Required action:
State how many lines of the records contain the string "true", and give no other information.

[Dataset records]
──────────────────────────────

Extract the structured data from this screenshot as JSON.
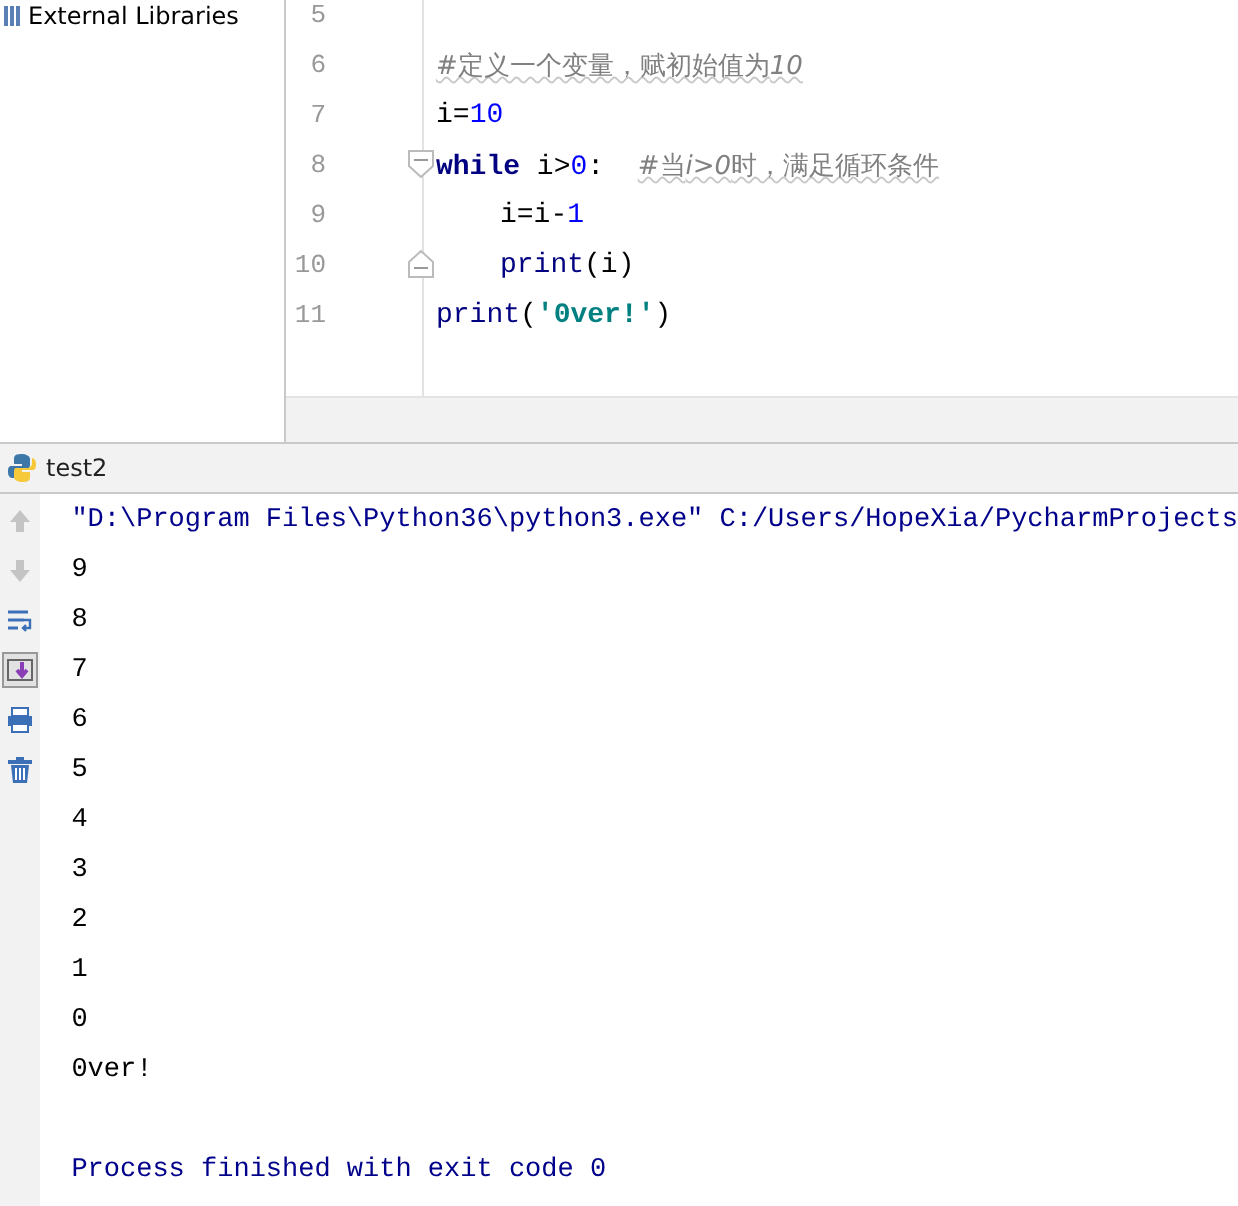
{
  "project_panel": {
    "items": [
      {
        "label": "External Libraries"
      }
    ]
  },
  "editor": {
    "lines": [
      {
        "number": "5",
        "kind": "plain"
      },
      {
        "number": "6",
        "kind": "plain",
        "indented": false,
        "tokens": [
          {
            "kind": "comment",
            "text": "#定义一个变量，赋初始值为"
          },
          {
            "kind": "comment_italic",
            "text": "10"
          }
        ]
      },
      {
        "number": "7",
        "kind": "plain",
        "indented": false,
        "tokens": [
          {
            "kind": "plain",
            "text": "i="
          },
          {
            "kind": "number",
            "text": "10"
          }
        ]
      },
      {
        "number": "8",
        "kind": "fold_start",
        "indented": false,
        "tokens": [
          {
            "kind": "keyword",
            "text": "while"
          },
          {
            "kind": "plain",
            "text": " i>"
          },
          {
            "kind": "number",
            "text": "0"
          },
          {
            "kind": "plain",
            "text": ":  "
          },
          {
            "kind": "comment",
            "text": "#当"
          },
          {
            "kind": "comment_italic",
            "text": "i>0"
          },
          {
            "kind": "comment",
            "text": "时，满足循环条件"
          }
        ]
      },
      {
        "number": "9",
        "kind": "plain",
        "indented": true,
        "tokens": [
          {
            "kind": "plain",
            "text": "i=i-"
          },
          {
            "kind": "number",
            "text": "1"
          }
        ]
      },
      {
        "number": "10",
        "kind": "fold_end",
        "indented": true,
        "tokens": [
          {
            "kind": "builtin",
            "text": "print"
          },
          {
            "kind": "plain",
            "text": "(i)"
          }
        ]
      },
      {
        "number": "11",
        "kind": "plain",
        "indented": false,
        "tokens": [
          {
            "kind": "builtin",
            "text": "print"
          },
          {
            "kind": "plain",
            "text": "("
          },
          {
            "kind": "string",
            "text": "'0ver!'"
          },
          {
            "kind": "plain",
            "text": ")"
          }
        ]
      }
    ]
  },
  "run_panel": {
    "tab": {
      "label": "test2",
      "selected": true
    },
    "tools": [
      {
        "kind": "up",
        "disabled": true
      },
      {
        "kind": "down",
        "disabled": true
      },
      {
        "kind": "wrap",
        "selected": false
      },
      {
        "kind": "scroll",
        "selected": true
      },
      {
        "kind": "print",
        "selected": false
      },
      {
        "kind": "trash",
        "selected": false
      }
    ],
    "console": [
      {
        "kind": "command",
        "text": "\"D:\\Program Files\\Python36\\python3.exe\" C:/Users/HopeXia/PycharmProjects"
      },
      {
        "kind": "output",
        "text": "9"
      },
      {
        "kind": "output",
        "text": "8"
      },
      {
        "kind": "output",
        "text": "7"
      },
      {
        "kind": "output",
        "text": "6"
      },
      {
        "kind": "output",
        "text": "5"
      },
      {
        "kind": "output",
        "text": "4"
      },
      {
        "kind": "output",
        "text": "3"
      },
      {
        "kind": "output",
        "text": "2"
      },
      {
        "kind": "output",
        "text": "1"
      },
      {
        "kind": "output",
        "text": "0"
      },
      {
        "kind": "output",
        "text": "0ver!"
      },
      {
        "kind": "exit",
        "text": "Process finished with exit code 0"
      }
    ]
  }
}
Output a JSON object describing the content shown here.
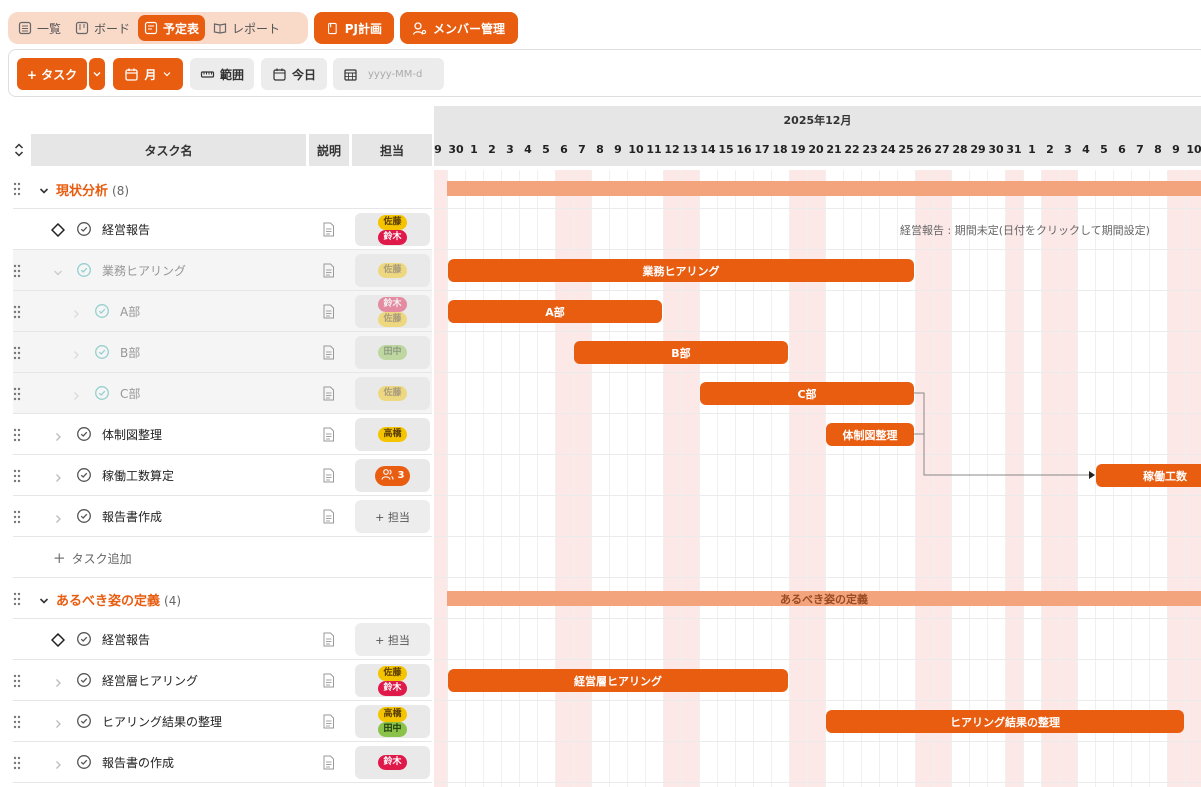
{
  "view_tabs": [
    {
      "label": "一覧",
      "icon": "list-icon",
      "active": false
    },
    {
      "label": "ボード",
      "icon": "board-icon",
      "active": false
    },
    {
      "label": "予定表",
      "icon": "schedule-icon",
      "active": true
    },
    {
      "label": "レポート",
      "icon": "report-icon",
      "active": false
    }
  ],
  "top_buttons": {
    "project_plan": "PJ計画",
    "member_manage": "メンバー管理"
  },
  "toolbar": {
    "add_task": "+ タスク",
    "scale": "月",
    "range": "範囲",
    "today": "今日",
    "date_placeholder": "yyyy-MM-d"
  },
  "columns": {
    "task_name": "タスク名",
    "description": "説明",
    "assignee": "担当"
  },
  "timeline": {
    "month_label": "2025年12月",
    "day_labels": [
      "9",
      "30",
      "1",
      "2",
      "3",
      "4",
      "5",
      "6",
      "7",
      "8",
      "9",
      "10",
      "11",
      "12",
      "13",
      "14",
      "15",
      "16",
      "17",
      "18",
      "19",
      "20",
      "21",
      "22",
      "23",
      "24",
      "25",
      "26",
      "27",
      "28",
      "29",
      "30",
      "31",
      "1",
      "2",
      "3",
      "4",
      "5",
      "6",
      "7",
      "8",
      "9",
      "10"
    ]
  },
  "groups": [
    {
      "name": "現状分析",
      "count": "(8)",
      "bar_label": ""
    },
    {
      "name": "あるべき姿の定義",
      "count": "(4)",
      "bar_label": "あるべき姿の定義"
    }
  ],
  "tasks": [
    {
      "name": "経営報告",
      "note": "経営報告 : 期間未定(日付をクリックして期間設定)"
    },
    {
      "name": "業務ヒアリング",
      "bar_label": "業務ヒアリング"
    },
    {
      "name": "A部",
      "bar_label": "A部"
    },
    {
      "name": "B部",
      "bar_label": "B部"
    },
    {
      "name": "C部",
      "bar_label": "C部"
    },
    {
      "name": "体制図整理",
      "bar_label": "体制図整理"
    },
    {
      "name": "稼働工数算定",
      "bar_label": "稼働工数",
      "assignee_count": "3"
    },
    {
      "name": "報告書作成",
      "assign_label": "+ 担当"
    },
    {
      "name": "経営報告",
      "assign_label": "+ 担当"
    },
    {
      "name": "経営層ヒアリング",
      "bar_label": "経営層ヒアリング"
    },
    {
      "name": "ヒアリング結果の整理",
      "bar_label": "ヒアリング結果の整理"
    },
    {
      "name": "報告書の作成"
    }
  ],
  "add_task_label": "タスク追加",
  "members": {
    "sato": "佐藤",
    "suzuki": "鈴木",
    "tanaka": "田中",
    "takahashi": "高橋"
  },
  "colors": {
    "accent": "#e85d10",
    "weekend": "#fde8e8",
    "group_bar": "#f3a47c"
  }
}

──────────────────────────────

Answer to the exercise:
7